• **Material supplied**:
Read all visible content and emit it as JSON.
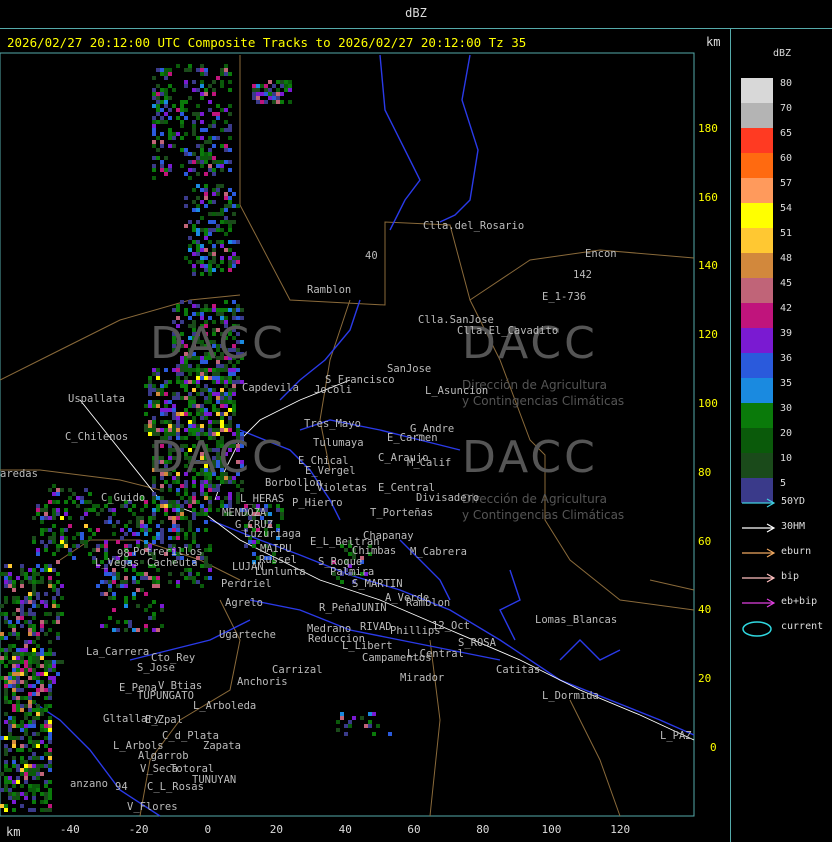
{
  "window": {
    "title": "dBZ"
  },
  "map": {
    "title": "2026/02/27 20:12:00 UTC Composite Tracks to 2026/02/27 20:12:00 Tz 35",
    "units": "km",
    "x_ticks": [
      "-40",
      "-20",
      "0",
      "20",
      "40",
      "60",
      "80",
      "100",
      "120"
    ],
    "y_ticks": [
      "180",
      "160",
      "140",
      "120",
      "100",
      "80",
      "60",
      "40",
      "20",
      "0"
    ],
    "watermark": {
      "brand": "DACC",
      "line1": "Dirección de Agricultura",
      "line2": "y Contingencias Climáticas"
    },
    "places": [
      {
        "name": "Clla.del_Rosario"
      },
      {
        "name": "Encon"
      },
      {
        "name": "Ramblon"
      },
      {
        "name": "E_1-736"
      },
      {
        "name": "142"
      },
      {
        "name": "Clla.SanJose"
      },
      {
        "name": "Clla.El_Cavadito"
      },
      {
        "name": "Uspallata"
      },
      {
        "name": "Capdevila"
      },
      {
        "name": "S_Francisco"
      },
      {
        "name": "SanJose"
      },
      {
        "name": "L_Asuncion"
      },
      {
        "name": "Jocoli"
      },
      {
        "name": "C_Chilenos"
      },
      {
        "name": "Tres_Mayo"
      },
      {
        "name": "Tulumaya"
      },
      {
        "name": "E_Carmen"
      },
      {
        "name": "G_Andre"
      },
      {
        "name": "aredas"
      },
      {
        "name": "E_Chical"
      },
      {
        "name": "E_Vergel"
      },
      {
        "name": "C_Araujo"
      },
      {
        "name": "M_Calif"
      },
      {
        "name": "Borbollon"
      },
      {
        "name": "L_Violetas"
      },
      {
        "name": "E_Central"
      },
      {
        "name": "Divisadero"
      },
      {
        "name": "C_Guido"
      },
      {
        "name": "L_HERAS"
      },
      {
        "name": "P_Hierro"
      },
      {
        "name": "T_Porteñas"
      },
      {
        "name": "MENDOZA"
      },
      {
        "name": "G_CRUZ"
      },
      {
        "name": "Luzuriaga"
      },
      {
        "name": "Chapanay"
      },
      {
        "name": "E_L_Beltran"
      },
      {
        "name": "Potrerillos"
      },
      {
        "name": "Chimbas"
      },
      {
        "name": "M_Cabrera"
      },
      {
        "name": "MAIPU"
      },
      {
        "name": "L_Vegas"
      },
      {
        "name": "Cacheuta"
      },
      {
        "name": "Russel"
      },
      {
        "name": "S_Roque"
      },
      {
        "name": "LUJAN"
      },
      {
        "name": "Lunlunta"
      },
      {
        "name": "Palmira"
      },
      {
        "name": "Perdriel"
      },
      {
        "name": "S_MARTIN"
      },
      {
        "name": "A_Verde"
      },
      {
        "name": "Agrelo"
      },
      {
        "name": "R_Peña"
      },
      {
        "name": "JUNIN"
      },
      {
        "name": "Ramblon"
      },
      {
        "name": "Lomas_Blancas"
      },
      {
        "name": "Ugarteche"
      },
      {
        "name": "Medrano"
      },
      {
        "name": "RIVAD"
      },
      {
        "name": "Phillips"
      },
      {
        "name": "12_Oct"
      },
      {
        "name": "Reduccion"
      },
      {
        "name": "L_Libert"
      },
      {
        "name": "S_ROSA"
      },
      {
        "name": "La_Carrera"
      },
      {
        "name": "Cto_Rey"
      },
      {
        "name": "S_Jose"
      },
      {
        "name": "Campamentos"
      },
      {
        "name": "L_Central"
      },
      {
        "name": "Catitas"
      },
      {
        "name": "Carrizal"
      },
      {
        "name": "E_Pena"
      },
      {
        "name": "V_Btias"
      },
      {
        "name": "Anchoris"
      },
      {
        "name": "Mirador"
      },
      {
        "name": "TUPUNGATO"
      },
      {
        "name": "L_Dormida"
      },
      {
        "name": "L_Arboleda"
      },
      {
        "name": "Gltallary"
      },
      {
        "name": "E_Zpal"
      },
      {
        "name": "C_d_Plata"
      },
      {
        "name": "L_PAZ"
      },
      {
        "name": "L_Arbols"
      },
      {
        "name": "Zapata"
      },
      {
        "name": "Algarrob"
      },
      {
        "name": "V_Seca"
      },
      {
        "name": "Totoral"
      },
      {
        "name": "TUNUYAN"
      },
      {
        "name": "anzano"
      },
      {
        "name": "C_L_Rosas"
      },
      {
        "name": "V_Flores"
      },
      {
        "name": "98"
      },
      {
        "name": "94"
      },
      {
        "name": "40"
      }
    ]
  },
  "legend": {
    "title": "dBZ",
    "scale": [
      {
        "value": "80",
        "color": "#d8d8d8"
      },
      {
        "value": "70",
        "color": "#b4b4b4"
      },
      {
        "value": "65",
        "color": "#ff3a22"
      },
      {
        "value": "60",
        "color": "#ff6a10"
      },
      {
        "value": "57",
        "color": "#ff9a5c"
      },
      {
        "value": "54",
        "color": "#ffff00"
      },
      {
        "value": "51",
        "color": "#ffc832"
      },
      {
        "value": "48",
        "color": "#d2883c"
      },
      {
        "value": "45",
        "color": "#c06478"
      },
      {
        "value": "42",
        "color": "#c0147c"
      },
      {
        "value": "39",
        "color": "#7a1ad2"
      },
      {
        "value": "36",
        "color": "#2a5adc"
      },
      {
        "value": "35",
        "color": "#1a8ae0"
      },
      {
        "value": "30",
        "color": "#0a7a0a"
      },
      {
        "value": "20",
        "color": "#0a5a0a"
      },
      {
        "value": "10",
        "color": "#1a4a1a"
      },
      {
        "value": "5",
        "color": "#3a3a8a"
      }
    ],
    "tracks": [
      {
        "label": "50YD",
        "color": "#40d0e0"
      },
      {
        "label": "30HM",
        "color": "#ffffff"
      },
      {
        "label": "eburn",
        "color": "#f0a860"
      },
      {
        "label": "bip",
        "color": "#ffc0c0"
      },
      {
        "label": "eb+bip",
        "color": "#e040e0"
      }
    ],
    "current": {
      "label": "current",
      "color": "#30d8e0"
    }
  }
}
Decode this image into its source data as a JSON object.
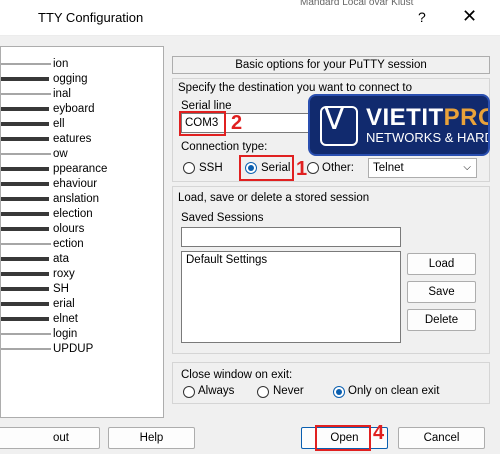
{
  "window": {
    "title": "TTY Configuration",
    "help_glyph": "?",
    "close_glyph": "✕",
    "background_text": "Mandard Local ovar Klust"
  },
  "tree": {
    "items": [
      {
        "label": "ion"
      },
      {
        "label": "ogging"
      },
      {
        "label": "inal"
      },
      {
        "label": "eyboard"
      },
      {
        "label": "ell"
      },
      {
        "label": "eatures"
      },
      {
        "label": "ow"
      },
      {
        "label": "ppearance"
      },
      {
        "label": "ehaviour"
      },
      {
        "label": "anslation"
      },
      {
        "label": "election"
      },
      {
        "label": "olours"
      },
      {
        "label": "ection"
      },
      {
        "label": "ata"
      },
      {
        "label": "roxy"
      },
      {
        "label": "SH"
      },
      {
        "label": "erial"
      },
      {
        "label": "elnet"
      },
      {
        "label": "login"
      },
      {
        "label": "UPDUP"
      }
    ]
  },
  "panel": {
    "header": "Basic options for your PuTTY session",
    "destination_label": "Specify the destination you want to connect to",
    "serial_line_label": "Serial line",
    "serial_line_value": "COM3",
    "connection_type_label": "Connection type:",
    "conn_types": {
      "ssh": "SSH",
      "serial": "Serial",
      "other": "Other:"
    },
    "other_select_value": "Telnet",
    "sessions_label": "Load, save or delete a stored session",
    "saved_sessions_label": "Saved Sessions",
    "saved_sessions_value": "",
    "sessions_list": [
      "Default Settings"
    ],
    "load_button": "Load",
    "save_button": "Save",
    "delete_button": "Delete",
    "close_window_label": "Close window on exit:",
    "close_options": {
      "always": "Always",
      "never": "Never",
      "clean": "Only on clean exit"
    }
  },
  "footer": {
    "about_button": "out",
    "help_button": "Help",
    "open_button": "Open",
    "cancel_button": "Cancel"
  },
  "annotations": {
    "n1": "1",
    "n2": "2",
    "n4": "4",
    "color": "#e02020"
  },
  "logo": {
    "name_main": "VIETIT",
    "name_accent": "PRO",
    "tagline": "NETWORKS & HARD",
    "mark": "V"
  }
}
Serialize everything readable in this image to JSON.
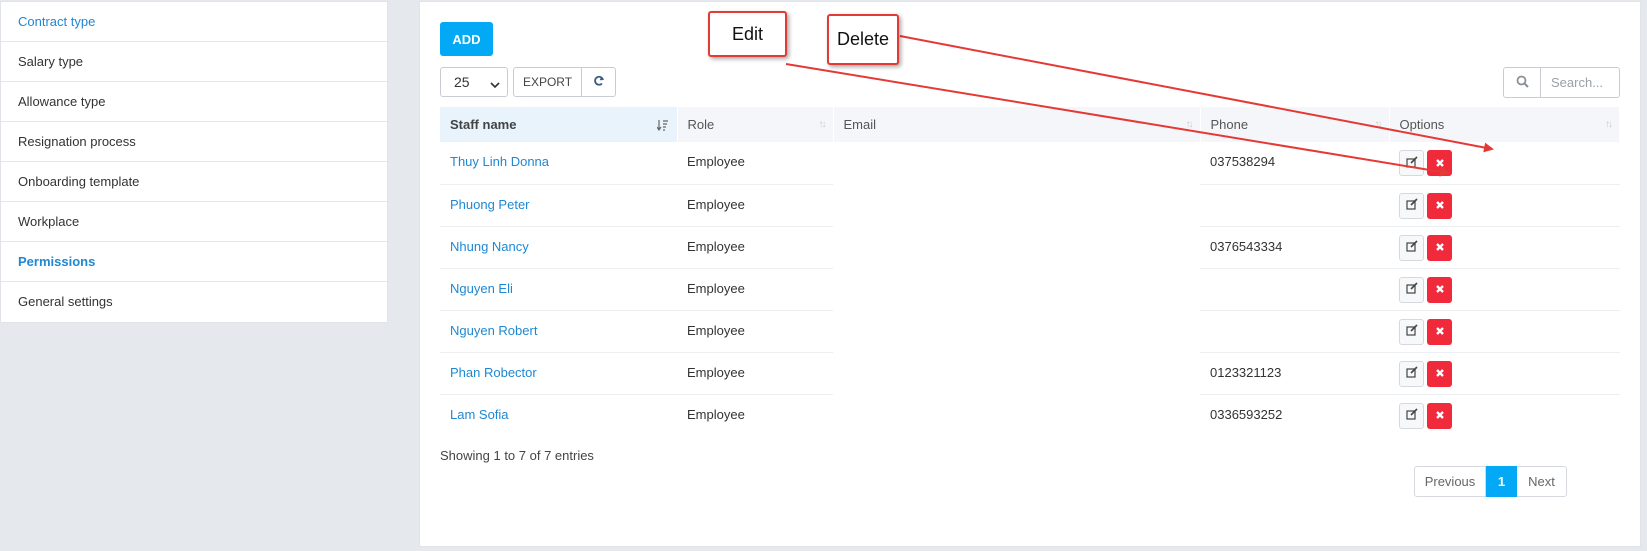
{
  "sidebar": {
    "items": [
      {
        "label": "Contract type",
        "state": "link"
      },
      {
        "label": "Salary type",
        "state": "normal"
      },
      {
        "label": "Allowance type",
        "state": "normal"
      },
      {
        "label": "Resignation process",
        "state": "normal"
      },
      {
        "label": "Onboarding template",
        "state": "normal"
      },
      {
        "label": "Workplace",
        "state": "normal"
      },
      {
        "label": "Permissions",
        "state": "active"
      },
      {
        "label": "General settings",
        "state": "normal"
      }
    ]
  },
  "toolbar": {
    "add_label": "ADD",
    "page_length": "25",
    "export_label": "EXPORT",
    "refresh_icon": "refresh-icon",
    "search_placeholder": "Search..."
  },
  "table": {
    "columns": [
      "Staff name",
      "Role",
      "Email",
      "Phone",
      "Options"
    ],
    "rows": [
      {
        "name": "Thuy Linh Donna",
        "role": "Employee",
        "email": "",
        "phone": "037538294"
      },
      {
        "name": "Phuong Peter",
        "role": "Employee",
        "email": "",
        "phone": ""
      },
      {
        "name": "Nhung Nancy",
        "role": "Employee",
        "email": "",
        "phone": "0376543334"
      },
      {
        "name": "Nguyen Eli",
        "role": "Employee",
        "email": "",
        "phone": ""
      },
      {
        "name": "Nguyen Robert",
        "role": "Employee",
        "email": "",
        "phone": ""
      },
      {
        "name": "Phan Robector",
        "role": "Employee",
        "email": "",
        "phone": "0123321123"
      },
      {
        "name": "Lam Sofia",
        "role": "Employee",
        "email": "",
        "phone": "0336593252"
      }
    ]
  },
  "footer": {
    "info": "Showing 1 to 7 of 7 entries",
    "prev_label": "Previous",
    "page": "1",
    "next_label": "Next"
  },
  "annotations": {
    "edit_label": "Edit",
    "delete_label": "Delete"
  },
  "colors": {
    "accent": "#03a9f4",
    "link": "#1e88d3",
    "danger": "#f0293b",
    "callout_border": "#e53935"
  }
}
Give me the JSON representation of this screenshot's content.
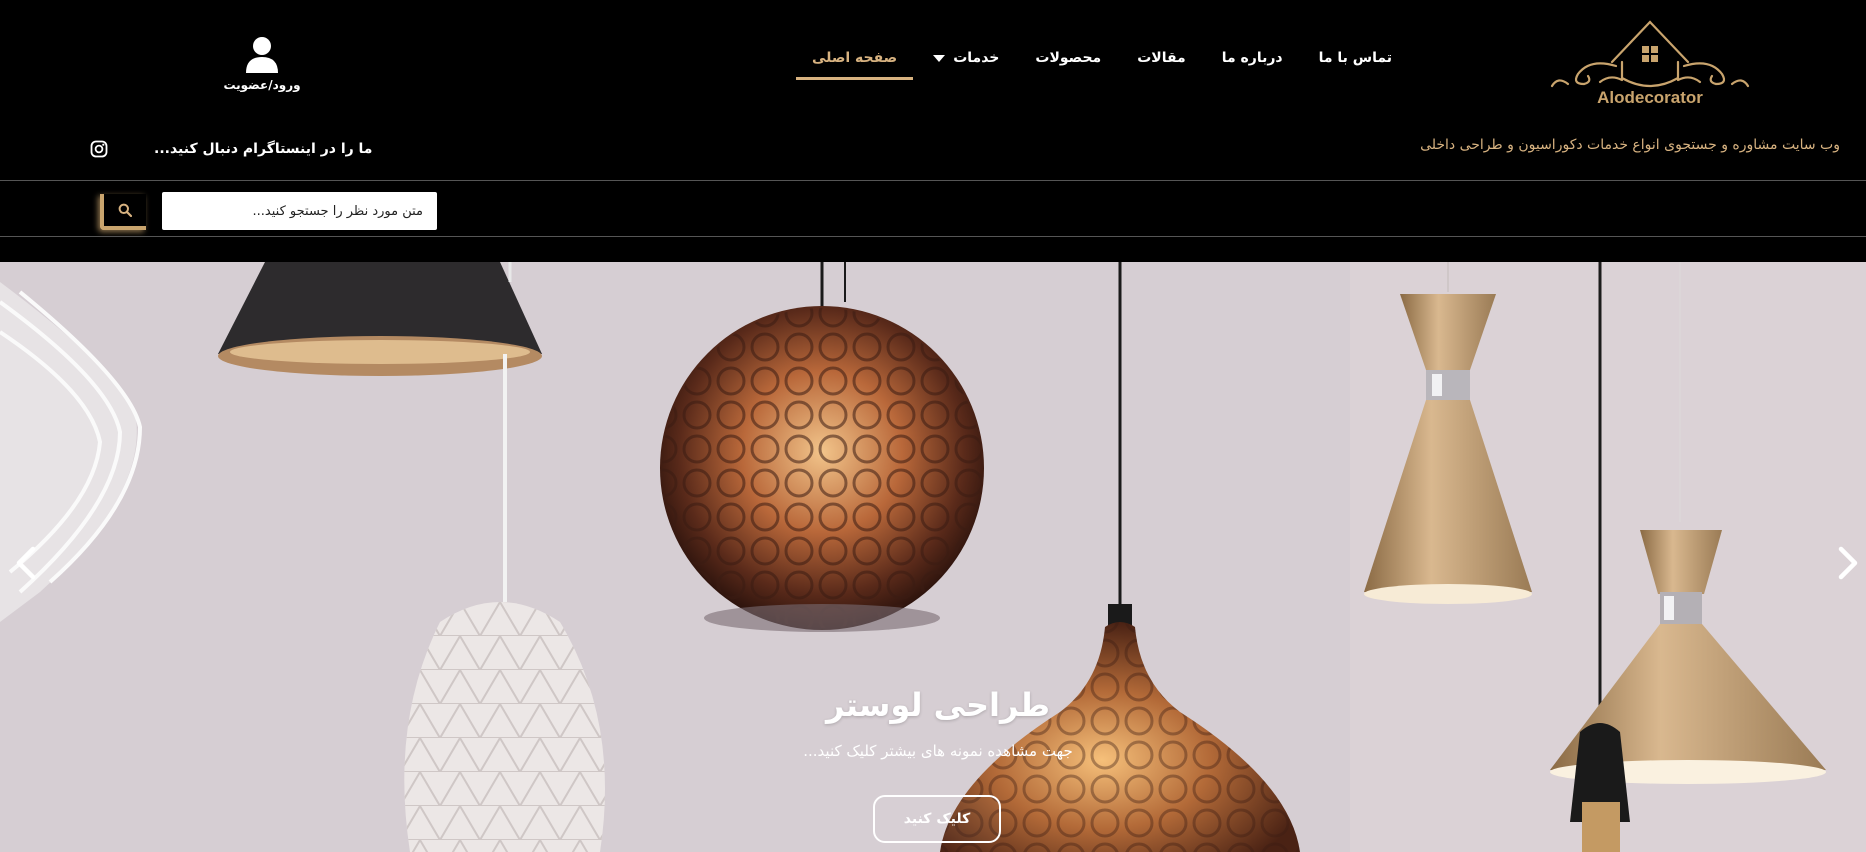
{
  "header": {
    "logo_text": "Alodecorator",
    "nav": [
      {
        "label": "صفحه اصلی",
        "active": true
      },
      {
        "label": "خدمات",
        "has_dropdown": true
      },
      {
        "label": "محصولات"
      },
      {
        "label": "مقالات"
      },
      {
        "label": "درباره ما"
      },
      {
        "label": "تماس با ما"
      }
    ],
    "login_label": "ورود/عضویت",
    "tagline": "وب سایت مشاوره و جستجوی انواع خدمات دکوراسیون و طراحی داخلی",
    "instagram_text": "ما را در اینستاگرام دنبال کنید...",
    "search": {
      "placeholder": "متن مورد نظر را جستجو کنید..."
    }
  },
  "hero": {
    "title": "طراحی لوستر",
    "subtitle": "جهت مشاهده نمونه های بیشتر کلیک کنید...",
    "button_label": "کلیک کنید"
  },
  "colors": {
    "accent": "#d7b280",
    "background": "#000000"
  },
  "icons": [
    "user-icon",
    "instagram-icon",
    "search-icon",
    "chevron-left-icon",
    "chevron-right-icon",
    "caret-down-icon"
  ]
}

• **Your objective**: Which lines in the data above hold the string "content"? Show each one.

• **Task solution**:
Read all visible content and emit it as JSON.
Give me the JSON representation of this screenshot's content.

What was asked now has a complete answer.